Asia Gold: Coronavirus lockdowns stall action at top hubs, choke supply

By Arpan Varghese and Rajendra Jadhav
FILE PHOTO: A salesman arranges gold bangles inside a jewellery showroom in Mumbai

By Arpan Varghese and Rajendra Jadhav

BENGALURU/MUMBAI (Reuters) - Major physical bullion hubs saw activity dwindle this week due to coronavirus-led restrictions, with strained supply chains cut off from soaring safe-haven demand in some regions.

Market activity was stalled in top gold consumer China, which was trying to prevent a second wave of infections, even as restrictions were eased in the central city of Wuhan, where the coronavirus first emerged.

"China borders are still closed... I don't think people will spend more money, they would use it to buy hygiene materials or supermarket products, but not luxury items," said Dick Poon, general manager at Heraeus Metals Hong Kong Ltd.

Gold was sold at a hefty $15 to $20 an ounce discounts in China versus benchmark spot prices for a second straight week.

Premiums in Hong Kong were quoted around $0.50-$1.70.

There's high demand for gold kilo bars in both Hong Kong and Singapore, especially amid the "extremely tight supply", said Joshua Rotbart, managing partner, J. Rotbart & Co in Hong Kong.

Singapore's bullion market is "in hibernation until early May" due to coronavirus-related restrictions, but the city-state's Metalor refinery will remain open, Singapore Bullion Market Association CEO Albert Cheng said on Wednesday.

"We're still able to order gold from suppliers, but it's increasingly challenging to order silver... It's also half as dense as gold, making orders from dealers potentially very heavy in weight and therefore a greater logistical challenge given the travel restrictions now," said Vincent Tie, sales manager at Silver Bullion, which has shut its retail office for a month.

Premiums of $1.50-$2 an ounce were charged in Singapore, but traders noted customers were charged very high premiums on retail gold.

"Retailers are still carrying stock but are putting up prices that are outrageous and the retail buyers should not be buying in for sure," said Spencer Campbell, director at Precious Metals Consultants SE Asia Consulting in Singapore.

In India, trading remained suspended amidst a three-week lockdown.

"The lockdown has brought business to a standstill.
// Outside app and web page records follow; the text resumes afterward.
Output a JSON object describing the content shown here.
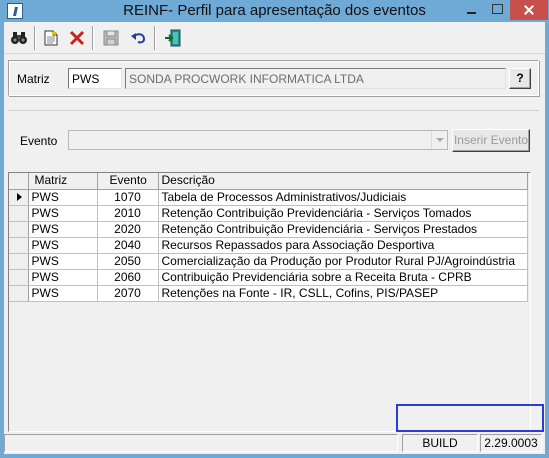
{
  "window": {
    "title": "REINF- Perfil para apresentação dos eventos"
  },
  "toolbar": {
    "buttons": [
      {
        "icon": "binoculars-icon"
      },
      {
        "icon": "new-document-icon"
      },
      {
        "icon": "delete-x-icon"
      },
      {
        "icon": "save-disk-icon"
      },
      {
        "icon": "undo-icon"
      },
      {
        "icon": "exit-door-icon"
      }
    ]
  },
  "header": {
    "matriz_label": "Matriz",
    "matriz_code": "PWS",
    "matriz_name": "SONDA PROCWORK INFORMATICA LTDA",
    "help_label": "?",
    "evento_label": "Evento",
    "evento_value": "",
    "insert_button": "Inserir Evento"
  },
  "grid": {
    "columns": [
      "Matriz",
      "Evento",
      "Descrição"
    ],
    "rows": [
      {
        "matriz": "PWS",
        "evento": "1070",
        "descricao": "Tabela de Processos Administrativos/Judiciais"
      },
      {
        "matriz": "PWS",
        "evento": "2010",
        "descricao": "Retenção Contribuição Previdenciária - Serviços Tomados"
      },
      {
        "matriz": "PWS",
        "evento": "2020",
        "descricao": "Retenção Contribuição Previdenciária - Serviços Prestados"
      },
      {
        "matriz": "PWS",
        "evento": "2040",
        "descricao": "Recursos Repassados para Associação Desportiva"
      },
      {
        "matriz": "PWS",
        "evento": "2050",
        "descricao": "Comercialização da Produção por Produtor Rural PJ/Agroindústria"
      },
      {
        "matriz": "PWS",
        "evento": "2060",
        "descricao": "Contribuição Previdenciária sobre a Receita Bruta - CPRB"
      },
      {
        "matriz": "PWS",
        "evento": "2070",
        "descricao": "Retenções na Fonte - IR, CSLL, Cofins, PIS/PASEP"
      }
    ]
  },
  "status": {
    "build_label": "BUILD",
    "version": "2.29.0003"
  },
  "colors": {
    "titlebar": "#6fa9d6",
    "close": "#c7504a",
    "highlight": "#2d3bd6"
  }
}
Jewellers are not placing orders even for May delivery due to the uncertainty over its extension," said a Mumbai-based dealer with a bullion importing bank.

Indian gold futures were trading 45,300 rupees per 10 grams on Friday, near a record high of 45,800 rupees hit earlier this month.

India's gold imports plunged more than 73% year-on-year in March as record prices and the lockdown squeezed retail demand.

Japan saw a small premium of $0.50 an ounce, a Tokyo-based retailer said, adding an emergency declaration in the country had hampered activity.


(Reporting by Asha Sistla and Arpan Varghese in Bengaluru and Rajendra Jadhav in Mumbai; editing by Nick Macfie)